EXTRACTED MATERIAL —
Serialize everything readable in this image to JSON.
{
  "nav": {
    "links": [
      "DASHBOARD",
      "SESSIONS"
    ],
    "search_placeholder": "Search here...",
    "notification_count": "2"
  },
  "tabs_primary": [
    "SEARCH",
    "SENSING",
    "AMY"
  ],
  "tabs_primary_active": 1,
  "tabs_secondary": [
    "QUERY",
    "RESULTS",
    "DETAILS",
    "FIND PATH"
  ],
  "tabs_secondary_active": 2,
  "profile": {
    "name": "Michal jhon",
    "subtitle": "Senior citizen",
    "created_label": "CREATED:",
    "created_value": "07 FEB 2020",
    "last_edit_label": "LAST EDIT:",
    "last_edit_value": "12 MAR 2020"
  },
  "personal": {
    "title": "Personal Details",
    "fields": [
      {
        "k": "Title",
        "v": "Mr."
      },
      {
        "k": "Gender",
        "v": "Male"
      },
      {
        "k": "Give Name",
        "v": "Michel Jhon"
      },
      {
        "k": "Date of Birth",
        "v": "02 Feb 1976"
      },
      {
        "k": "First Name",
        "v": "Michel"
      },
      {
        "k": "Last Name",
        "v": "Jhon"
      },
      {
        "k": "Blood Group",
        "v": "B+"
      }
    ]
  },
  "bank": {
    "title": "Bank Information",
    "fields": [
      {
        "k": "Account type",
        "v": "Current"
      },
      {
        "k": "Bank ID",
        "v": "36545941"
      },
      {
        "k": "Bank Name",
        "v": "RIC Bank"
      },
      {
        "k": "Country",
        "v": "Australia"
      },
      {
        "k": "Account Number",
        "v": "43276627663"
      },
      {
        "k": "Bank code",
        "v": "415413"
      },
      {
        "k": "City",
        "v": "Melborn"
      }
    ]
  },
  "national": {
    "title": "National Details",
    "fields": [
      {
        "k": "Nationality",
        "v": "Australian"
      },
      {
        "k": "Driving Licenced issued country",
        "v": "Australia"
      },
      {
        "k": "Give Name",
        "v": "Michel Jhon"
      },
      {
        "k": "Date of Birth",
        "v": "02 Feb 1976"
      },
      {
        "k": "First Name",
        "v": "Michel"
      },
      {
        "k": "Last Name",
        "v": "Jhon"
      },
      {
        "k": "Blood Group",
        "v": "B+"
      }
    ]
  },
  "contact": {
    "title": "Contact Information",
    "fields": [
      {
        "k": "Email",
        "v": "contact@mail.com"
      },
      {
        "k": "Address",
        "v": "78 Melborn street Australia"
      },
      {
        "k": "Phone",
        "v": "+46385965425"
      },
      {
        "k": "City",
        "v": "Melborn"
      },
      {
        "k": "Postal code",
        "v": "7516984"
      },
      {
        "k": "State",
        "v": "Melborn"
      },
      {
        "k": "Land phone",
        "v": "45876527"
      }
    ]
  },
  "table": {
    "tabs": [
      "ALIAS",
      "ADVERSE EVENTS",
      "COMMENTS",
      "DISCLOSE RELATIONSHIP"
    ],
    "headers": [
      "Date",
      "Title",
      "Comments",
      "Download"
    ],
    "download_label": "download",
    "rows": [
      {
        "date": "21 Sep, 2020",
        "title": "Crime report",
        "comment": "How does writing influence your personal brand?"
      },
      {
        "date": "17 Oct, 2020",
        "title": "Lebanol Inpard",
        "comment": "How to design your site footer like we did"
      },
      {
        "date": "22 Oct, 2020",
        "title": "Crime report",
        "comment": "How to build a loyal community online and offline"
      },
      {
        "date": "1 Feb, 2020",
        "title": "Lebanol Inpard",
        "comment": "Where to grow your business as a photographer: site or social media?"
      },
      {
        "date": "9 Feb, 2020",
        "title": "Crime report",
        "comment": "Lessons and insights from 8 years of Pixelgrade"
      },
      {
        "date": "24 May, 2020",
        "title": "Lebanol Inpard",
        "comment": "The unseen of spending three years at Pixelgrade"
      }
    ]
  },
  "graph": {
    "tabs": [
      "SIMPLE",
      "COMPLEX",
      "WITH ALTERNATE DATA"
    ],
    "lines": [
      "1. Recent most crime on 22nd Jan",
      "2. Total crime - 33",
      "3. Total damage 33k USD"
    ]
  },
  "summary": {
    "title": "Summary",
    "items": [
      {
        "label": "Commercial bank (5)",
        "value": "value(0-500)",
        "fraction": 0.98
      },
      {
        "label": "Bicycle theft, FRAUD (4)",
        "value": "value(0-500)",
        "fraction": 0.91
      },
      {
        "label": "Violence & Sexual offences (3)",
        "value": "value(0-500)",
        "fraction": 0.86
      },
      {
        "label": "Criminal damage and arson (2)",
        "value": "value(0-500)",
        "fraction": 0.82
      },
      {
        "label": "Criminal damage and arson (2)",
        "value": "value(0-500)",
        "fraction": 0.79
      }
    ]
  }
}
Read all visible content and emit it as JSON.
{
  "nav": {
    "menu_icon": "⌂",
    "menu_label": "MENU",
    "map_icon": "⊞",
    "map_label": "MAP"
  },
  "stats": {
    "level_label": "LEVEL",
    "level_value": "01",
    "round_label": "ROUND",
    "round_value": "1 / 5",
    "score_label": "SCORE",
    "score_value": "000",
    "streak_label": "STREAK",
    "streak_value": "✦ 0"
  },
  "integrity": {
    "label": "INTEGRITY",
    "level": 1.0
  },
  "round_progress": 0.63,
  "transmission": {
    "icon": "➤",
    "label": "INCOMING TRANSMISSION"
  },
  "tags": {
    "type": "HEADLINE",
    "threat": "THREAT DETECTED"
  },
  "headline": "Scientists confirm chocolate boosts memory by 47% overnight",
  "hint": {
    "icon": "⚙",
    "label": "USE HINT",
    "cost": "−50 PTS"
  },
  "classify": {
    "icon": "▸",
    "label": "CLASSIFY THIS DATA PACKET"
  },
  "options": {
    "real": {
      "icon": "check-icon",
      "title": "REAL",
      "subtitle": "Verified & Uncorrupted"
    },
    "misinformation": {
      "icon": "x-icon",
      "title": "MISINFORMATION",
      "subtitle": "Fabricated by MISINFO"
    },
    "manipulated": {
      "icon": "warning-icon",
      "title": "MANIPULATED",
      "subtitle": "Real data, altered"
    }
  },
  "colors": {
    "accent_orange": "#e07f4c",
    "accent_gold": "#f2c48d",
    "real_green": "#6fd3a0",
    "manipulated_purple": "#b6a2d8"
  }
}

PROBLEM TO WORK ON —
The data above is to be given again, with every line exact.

THE ANSWER —
Serialize everything readable in this image to JSON.
{
  "nav": {
    "links": [
      "DASHBOARD",
      "SESSIONS"
    ],
    "search_placeholder": "Search here...",
    "notification_count": "2"
  },
  "tabs_primary": [
    "SEARCH",
    "SENSING",
    "AMY"
  ],
  "tabs_primary_active": 1,
  "tabs_secondary": [
    "QUERY",
    "RESULTS",
    "DETAILS",
    "FIND PATH"
  ],
  "tabs_secondary_active": 2,
  "profile": {
    "name": "Michal jhon",
    "subtitle": "Senior citizen",
    "created_label": "CREATED:",
    "created_value": "07 FEB 2020",
    "last_edit_label": "LAST EDIT:",
    "last_edit_value": "12 MAR 2020"
  },
  "personal": {
    "title": "Personal Details",
    "fields": [
      {
        "k": "Title",
        "v": "Mr."
      },
      {
        "k": "Gender",
        "v": "Male"
      },
      {
        "k": "Give Name",
        "v": "Michel Jhon"
      },
      {
        "k": "Date of Birth",
        "v": "02 Feb 1976"
      },
      {
        "k": "First Name",
        "v": "Michel"
      },
      {
        "k": "Last Name",
        "v": "Jhon"
      },
      {
        "k": "Blood Group",
        "v": "B+"
      }
    ]
  },
  "bank": {
    "title": "Bank Information",
    "fields": [
      {
        "k": "Account type",
        "v": "Current"
      },
      {
        "k": "Bank ID",
        "v": "36545941"
      },
      {
        "k": "Bank Name",
        "v": "RIC Bank"
      },
      {
        "k": "Country",
        "v": "Australia"
      },
      {
        "k": "Account Number",
        "v": "43276627663"
      },
      {
        "k": "Bank code",
        "v": "415413"
      },
      {
        "k": "City",
        "v": "Melborn"
      }
    ]
  },
  "national": {
    "title": "National Details",
    "fields": [
      {
        "k": "Nationality",
        "v": "Australian"
      },
      {
        "k": "Driving Licenced issued country",
        "v": "Australia"
      },
      {
        "k": "Give Name",
        "v": "Michel Jhon"
      },
      {
        "k": "Date of Birth",
        "v": "02 Feb 1976"
      },
      {
        "k": "First Name",
        "v": "Michel"
      },
      {
        "k": "Last Name",
        "v": "Jhon"
      },
      {
        "k": "Blood Group",
        "v": "B+"
      }
    ]
  },
  "contact": {
    "title": "Contact Information",
    "fields": [
      {
        "k": "Email",
        "v": "contact@mail.com"
      },
      {
        "k": "Address",
        "v": "78 Melborn street Australia"
      },
      {
        "k": "Phone",
        "v": "+46385965425"
      },
      {
        "k": "City",
        "v": "Melborn"
      },
      {
        "k": "Postal code",
        "v": "7516984"
      },
      {
        "k": "State",
        "v": "Melborn"
      },
      {
        "k": "Land phone",
        "v": "45876527"
      }
    ]
  },
  "table": {
    "tabs": [
      "ALIAS",
      "ADVERSE EVENTS",
      "COMMENTS",
      "DISCLOSE RELATIONSHIP"
    ],
    "headers": [
      "Date",
      "Title",
      "Comments",
      "Download"
    ],
    "download_label": "download",
    "rows": [
      {
        "date": "21 Sep, 2020",
        "title": "Crime report",
        "comment": "How does writing influence your personal brand?"
      },
      {
        "date": "17 Oct, 2020",
        "title": "Lebanol Inpard",
        "comment": "How to design your site footer like we did"
      },
      {
        "date": "22 Oct, 2020",
        "title": "Crime report",
        "comment": "How to build a loyal community online and offline"
      },
      {
        "date": "1 Feb, 2020",
        "title": "Lebanol Inpard",
        "comment": "Where to grow your business as a photographer: site or social media?"
      },
      {
        "date": "9 Feb, 2020",
        "title": "Crime report",
        "comment": "Lessons and insights from 8 years of Pixelgrade"
      },
      {
        "date": "24 May, 2020",
        "title": "Lebanol Inpard",
        "comment": "The unseen of spending three years at Pixelgrade"
      }
    ]
  },
  "graph": {
    "tabs": [
      "SIMPLE",
      "COMPLEX",
      "WITH ALTERNATE DATA"
    ],
    "lines": [
      "1. Recent most crime on 22nd Jan",
      "2. Total crime - 33",
      "3. Total damage 33k USD"
    ]
  },
  "summary": {
    "title": "Summary",
    "items": [
      {
        "label": "Commercial bank (5)",
        "value": "value(0-500)",
        "fraction": 0.98
      },
      {
        "label": "Bicycle theft, FRAUD (4)",
        "value": "value(0-500)",
        "fraction": 0.91
      },
      {
        "label": "Violence & Sexual offences (3)",
        "value": "value(0-500)",
        "fraction": 0.86
      },
      {
        "label": "Criminal damage and arson (2)",
        "value": "value(0-500)",
        "fraction": 0.82
      },
      {
        "label": "Criminal damage and arson (2)",
        "value": "value(0-500)",
        "fraction": 0.79
      }
    ]
  }
}
Read all visible content and emit it as JSON.
{
  "nav": {
    "menu_icon": "⌂",
    "menu_label": "MENU",
    "map_icon": "⊞",
    "map_label": "MAP"
  },
  "stats": {
    "level_label": "LEVEL",
    "level_value": "01",
    "round_label": "ROUND",
    "round_value": "1 / 5",
    "score_label": "SCORE",
    "score_value": "000",
    "streak_label": "STREAK",
    "streak_value": "✦ 0"
  },
  "integrity": {
    "label": "INTEGRITY",
    "level": 1.0
  },
  "round_progress": 0.63,
  "transmission": {
    "icon": "➤",
    "label": "INCOMING TRANSMISSION"
  },
  "tags": {
    "type": "HEADLINE",
    "threat": "THREAT DETECTED"
  },
  "headline": "Scientists confirm chocolate boosts memory by 47% overnight",
  "hint": {
    "icon": "⚙",
    "label": "USE HINT",
    "cost": "−50 PTS"
  },
  "classify": {
    "icon": "▸",
    "label": "CLASSIFY THIS DATA PACKET"
  },
  "options": {
    "real": {
      "icon": "check-icon",
      "title": "REAL",
      "subtitle": "Verified & Uncorrupted"
    },
    "misinformation": {
      "icon": "x-icon",
      "title": "MISINFORMATION",
      "subtitle": "Fabricated by MISINFO"
    },
    "manipulated": {
      "icon": "warning-icon",
      "title": "MANIPULATED",
      "subtitle": "Real data, altered"
    }
  },
  "colors": {
    "accent_orange": "#e07f4c",
    "accent_gold": "#f2c48d",
    "real_green": "#6fd3a0",
    "manipulated_purple": "#b6a2d8"
  }
}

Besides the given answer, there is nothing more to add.